This book was okay. It was really easy to get through, I think I managed it in a couple hours. It has been heralded as one of the best young adult novels of all time, but I don't really understand why. It's not particularly compelling and there are a lot of characters that you have to wrap your head around.

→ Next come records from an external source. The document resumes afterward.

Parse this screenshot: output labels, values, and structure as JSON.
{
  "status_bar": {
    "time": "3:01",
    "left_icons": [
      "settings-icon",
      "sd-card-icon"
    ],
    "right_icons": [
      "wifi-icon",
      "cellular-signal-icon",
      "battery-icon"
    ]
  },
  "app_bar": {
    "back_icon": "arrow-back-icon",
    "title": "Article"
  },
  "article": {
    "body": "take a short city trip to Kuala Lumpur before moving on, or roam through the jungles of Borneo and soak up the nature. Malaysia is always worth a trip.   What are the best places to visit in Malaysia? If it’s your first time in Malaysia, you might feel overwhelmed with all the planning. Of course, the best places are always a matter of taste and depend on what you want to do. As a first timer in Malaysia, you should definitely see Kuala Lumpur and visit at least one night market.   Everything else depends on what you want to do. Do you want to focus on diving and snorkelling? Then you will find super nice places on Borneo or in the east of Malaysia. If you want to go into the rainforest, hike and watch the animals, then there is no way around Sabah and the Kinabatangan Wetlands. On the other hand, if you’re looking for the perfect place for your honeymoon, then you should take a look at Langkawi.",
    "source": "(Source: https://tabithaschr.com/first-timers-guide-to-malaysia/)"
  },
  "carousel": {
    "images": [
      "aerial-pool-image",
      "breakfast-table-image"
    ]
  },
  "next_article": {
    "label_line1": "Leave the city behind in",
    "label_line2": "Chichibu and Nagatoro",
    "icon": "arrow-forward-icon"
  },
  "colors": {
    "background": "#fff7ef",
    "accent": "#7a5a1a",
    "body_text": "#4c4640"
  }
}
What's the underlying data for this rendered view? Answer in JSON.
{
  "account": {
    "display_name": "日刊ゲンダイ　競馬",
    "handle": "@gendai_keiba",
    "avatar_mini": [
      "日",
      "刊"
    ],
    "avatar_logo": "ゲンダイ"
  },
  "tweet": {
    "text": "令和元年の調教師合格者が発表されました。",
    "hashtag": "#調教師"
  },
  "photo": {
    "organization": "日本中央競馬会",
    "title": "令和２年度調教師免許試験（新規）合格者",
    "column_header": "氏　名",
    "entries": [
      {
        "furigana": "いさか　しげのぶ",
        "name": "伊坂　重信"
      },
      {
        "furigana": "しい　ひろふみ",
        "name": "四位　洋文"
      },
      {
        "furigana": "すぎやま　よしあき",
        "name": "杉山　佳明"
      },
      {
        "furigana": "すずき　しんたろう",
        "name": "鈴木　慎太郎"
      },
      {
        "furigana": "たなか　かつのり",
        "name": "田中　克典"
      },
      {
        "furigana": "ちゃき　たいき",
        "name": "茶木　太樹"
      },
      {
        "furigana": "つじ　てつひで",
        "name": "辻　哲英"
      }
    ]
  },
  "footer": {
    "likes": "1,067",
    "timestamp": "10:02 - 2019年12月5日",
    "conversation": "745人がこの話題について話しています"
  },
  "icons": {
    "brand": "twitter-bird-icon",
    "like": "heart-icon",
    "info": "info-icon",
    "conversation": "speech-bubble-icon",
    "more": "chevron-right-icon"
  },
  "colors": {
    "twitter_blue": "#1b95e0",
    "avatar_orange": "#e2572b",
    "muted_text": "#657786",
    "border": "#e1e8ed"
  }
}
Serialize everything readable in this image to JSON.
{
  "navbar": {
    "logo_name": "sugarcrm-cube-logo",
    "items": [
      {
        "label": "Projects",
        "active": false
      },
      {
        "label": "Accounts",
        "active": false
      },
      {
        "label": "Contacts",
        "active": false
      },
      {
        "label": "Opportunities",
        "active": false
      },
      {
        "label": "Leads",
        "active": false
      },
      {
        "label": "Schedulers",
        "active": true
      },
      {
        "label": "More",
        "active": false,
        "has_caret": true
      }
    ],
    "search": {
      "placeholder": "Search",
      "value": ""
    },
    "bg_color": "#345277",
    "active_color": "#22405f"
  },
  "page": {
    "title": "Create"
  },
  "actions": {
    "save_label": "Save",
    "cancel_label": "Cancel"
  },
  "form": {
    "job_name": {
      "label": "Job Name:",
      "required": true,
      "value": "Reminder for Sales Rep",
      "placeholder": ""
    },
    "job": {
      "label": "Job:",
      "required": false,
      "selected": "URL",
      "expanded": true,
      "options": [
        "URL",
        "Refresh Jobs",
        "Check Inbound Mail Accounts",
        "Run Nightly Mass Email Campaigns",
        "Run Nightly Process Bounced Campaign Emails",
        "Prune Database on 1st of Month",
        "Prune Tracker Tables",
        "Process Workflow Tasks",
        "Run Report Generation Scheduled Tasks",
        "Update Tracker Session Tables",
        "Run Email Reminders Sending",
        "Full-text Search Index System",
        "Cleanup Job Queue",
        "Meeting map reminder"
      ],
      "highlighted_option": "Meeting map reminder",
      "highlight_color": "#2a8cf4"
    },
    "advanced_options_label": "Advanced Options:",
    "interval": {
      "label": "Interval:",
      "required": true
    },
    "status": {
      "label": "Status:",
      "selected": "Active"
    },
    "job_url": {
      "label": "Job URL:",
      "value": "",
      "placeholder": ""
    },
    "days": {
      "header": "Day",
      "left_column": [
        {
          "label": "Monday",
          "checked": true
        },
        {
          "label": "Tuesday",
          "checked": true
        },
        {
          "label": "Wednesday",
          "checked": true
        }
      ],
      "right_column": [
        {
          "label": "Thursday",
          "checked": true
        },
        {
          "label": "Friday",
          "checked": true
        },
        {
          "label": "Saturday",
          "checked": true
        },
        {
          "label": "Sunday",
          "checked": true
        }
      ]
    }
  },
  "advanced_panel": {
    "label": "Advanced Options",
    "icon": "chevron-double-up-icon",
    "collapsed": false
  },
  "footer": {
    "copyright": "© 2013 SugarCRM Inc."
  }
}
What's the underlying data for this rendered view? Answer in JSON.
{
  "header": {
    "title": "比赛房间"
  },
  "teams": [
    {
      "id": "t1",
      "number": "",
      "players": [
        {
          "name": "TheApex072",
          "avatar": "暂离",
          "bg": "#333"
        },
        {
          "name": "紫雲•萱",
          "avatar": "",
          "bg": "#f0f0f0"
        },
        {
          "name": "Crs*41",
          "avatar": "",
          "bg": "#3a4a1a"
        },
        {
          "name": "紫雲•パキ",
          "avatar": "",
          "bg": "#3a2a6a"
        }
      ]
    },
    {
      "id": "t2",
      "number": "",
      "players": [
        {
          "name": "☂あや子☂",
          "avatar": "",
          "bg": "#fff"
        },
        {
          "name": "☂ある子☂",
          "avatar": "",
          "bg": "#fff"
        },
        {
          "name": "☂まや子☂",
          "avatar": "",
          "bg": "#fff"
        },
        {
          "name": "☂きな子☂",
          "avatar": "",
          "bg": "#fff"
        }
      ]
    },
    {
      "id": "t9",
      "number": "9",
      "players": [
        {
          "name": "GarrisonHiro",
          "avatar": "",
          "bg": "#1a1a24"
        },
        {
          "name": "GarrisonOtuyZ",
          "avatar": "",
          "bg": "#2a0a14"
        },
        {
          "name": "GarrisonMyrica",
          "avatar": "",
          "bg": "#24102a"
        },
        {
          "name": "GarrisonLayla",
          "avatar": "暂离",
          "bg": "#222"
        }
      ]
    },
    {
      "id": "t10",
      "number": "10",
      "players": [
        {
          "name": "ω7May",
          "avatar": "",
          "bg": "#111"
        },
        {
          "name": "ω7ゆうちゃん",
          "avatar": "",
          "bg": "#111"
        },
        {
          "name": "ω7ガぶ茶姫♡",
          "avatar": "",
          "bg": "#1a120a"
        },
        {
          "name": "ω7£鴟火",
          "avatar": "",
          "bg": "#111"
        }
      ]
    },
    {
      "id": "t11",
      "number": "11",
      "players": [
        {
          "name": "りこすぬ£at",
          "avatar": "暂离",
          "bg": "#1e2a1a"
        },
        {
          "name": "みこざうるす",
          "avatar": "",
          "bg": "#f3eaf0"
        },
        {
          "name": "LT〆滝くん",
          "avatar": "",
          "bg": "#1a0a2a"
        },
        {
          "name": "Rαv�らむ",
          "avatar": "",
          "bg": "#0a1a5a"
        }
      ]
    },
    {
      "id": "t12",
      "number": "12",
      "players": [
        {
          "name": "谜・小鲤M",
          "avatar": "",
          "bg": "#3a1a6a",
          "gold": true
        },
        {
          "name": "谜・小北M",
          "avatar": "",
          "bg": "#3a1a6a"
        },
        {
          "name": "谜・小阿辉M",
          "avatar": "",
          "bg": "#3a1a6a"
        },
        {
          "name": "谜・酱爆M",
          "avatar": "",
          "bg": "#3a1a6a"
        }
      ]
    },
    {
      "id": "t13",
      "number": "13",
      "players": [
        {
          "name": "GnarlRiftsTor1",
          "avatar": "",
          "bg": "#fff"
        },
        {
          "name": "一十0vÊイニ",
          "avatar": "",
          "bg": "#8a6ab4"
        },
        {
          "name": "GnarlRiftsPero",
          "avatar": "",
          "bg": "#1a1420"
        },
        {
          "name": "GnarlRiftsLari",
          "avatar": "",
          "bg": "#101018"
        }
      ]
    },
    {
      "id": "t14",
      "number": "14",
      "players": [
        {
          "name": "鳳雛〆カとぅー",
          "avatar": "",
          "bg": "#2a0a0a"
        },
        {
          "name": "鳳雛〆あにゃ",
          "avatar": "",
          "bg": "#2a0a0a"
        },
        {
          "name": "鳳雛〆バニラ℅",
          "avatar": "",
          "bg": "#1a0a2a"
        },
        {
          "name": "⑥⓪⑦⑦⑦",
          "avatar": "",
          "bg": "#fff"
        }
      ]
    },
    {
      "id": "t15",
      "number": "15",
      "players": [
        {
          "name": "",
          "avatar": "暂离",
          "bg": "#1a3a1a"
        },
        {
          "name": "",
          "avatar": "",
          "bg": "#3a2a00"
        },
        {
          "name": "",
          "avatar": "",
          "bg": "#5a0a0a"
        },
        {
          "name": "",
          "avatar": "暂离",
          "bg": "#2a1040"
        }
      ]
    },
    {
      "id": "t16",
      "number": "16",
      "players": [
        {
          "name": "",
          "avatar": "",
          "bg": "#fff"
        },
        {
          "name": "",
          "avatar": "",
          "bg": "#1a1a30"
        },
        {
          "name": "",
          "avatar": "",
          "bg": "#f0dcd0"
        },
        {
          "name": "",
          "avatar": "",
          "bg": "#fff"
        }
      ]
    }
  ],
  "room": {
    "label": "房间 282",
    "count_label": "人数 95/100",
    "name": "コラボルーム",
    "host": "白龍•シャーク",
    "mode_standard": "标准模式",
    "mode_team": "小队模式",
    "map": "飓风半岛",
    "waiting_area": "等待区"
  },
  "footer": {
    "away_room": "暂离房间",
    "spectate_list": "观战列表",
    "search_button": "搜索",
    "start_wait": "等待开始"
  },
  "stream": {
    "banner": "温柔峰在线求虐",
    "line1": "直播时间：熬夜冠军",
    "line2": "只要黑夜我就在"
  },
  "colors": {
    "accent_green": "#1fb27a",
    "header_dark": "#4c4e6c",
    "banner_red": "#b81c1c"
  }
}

A all-boys Catholic high school, Trinity, has an annual chocolate sale. This year, acting headmaster Brother Leon orders double the amount of more expensive chocolates. The boys now have to sell twice as many at double the price. The sales are abysmal, and Brother has to enlist the help of the Vigils, a secret, student-run society. They control the school by giving out assignments like unscrewing classroom furniture until it almost falls apart. Archie, the assignment inventor, makes Jerry refuse to 'volunteer' to sell his chocolates for ten days. Jerry plays along, but decides he never wants to sell them at all, which screws with the Vigils plan. Jerry gets beaten up and yet still refuses. The Vigils get other boys to sell his chocolates, and eventually every box is sold. But since Jerry disobeyed, and example has to be made. He is goaded into a fight where he is beaten almost to death, with a crowd of his peers who scream 'kill him."

Tuesday, 11 October 2011

Ender's Game - Orson Scott Card (1985)

I had to read this book for english and I found it surprisingly good. We got to choose between four different texts and I'm glad that I chose to read this one.

Although this book is written from a child's perspective, you hardly realize that at all as Ender thinks and acts way beyond his years. The plot of this book was interesting and well written, however I found that there was a little too much political jargon to find that part of the story at all interesting. Although this book is from a child's perspective, it deals with some very gruesome themes and there is a lot of psychological warfare and torment going on, which I found very full on and a little scary at times. My favourite character was Colonel Graff, you only get snippets of his life and his experiences however I really got the sense that he was a lovely person who truly cared about Ender.


This book is set in the future where an alien invasion of "buggers" fifty years ago has the world training children to be the commanders and soldiers in the next battle. Ender Wiggin is six years old and human kind's only hope of survival as he is a child genius. He quickly passes through battle school and moves to flight command where Mazer Rackham, the only person to have defeated the buggers previously, becomes his teacher. He soon goes through many computer simulations and on his final test he must go through a simulation in which there is a planet in the middle of battle. He defeats the simulation by exploding the planet, however then he learns that all the simulations were real and he had just killed all the remaining buggers. He and his sister Valentine then go in the "first colony" to live on the bugger planet and Ender discovers a fertilized bugger egg, ready to be hatched whenever. He takes it with him as he and Valentine go to explore the galaxy.

Airman - Eoin Colfer (2008)

I read this because my co-blogger lent it to me. I love the way Eoin Colfer writes (Some good reads of his are; the Supernaturalist, The Wish List and the Artemis Fowl series) I liked this book, but perhaps I'm a little to old and a little too female to fall head over heels for it. I can see how the 12-year-old tomboy me would have woshipped the shelf this book sat on. There is a fair amount of technical language in this book which may be a slight failing of the story.

All in all, a good read. A very believable and motivated hero. This book would actually make quite a good movie. It's nice to read something other than assigned texts.

Click here for Clare Bear's plot summary.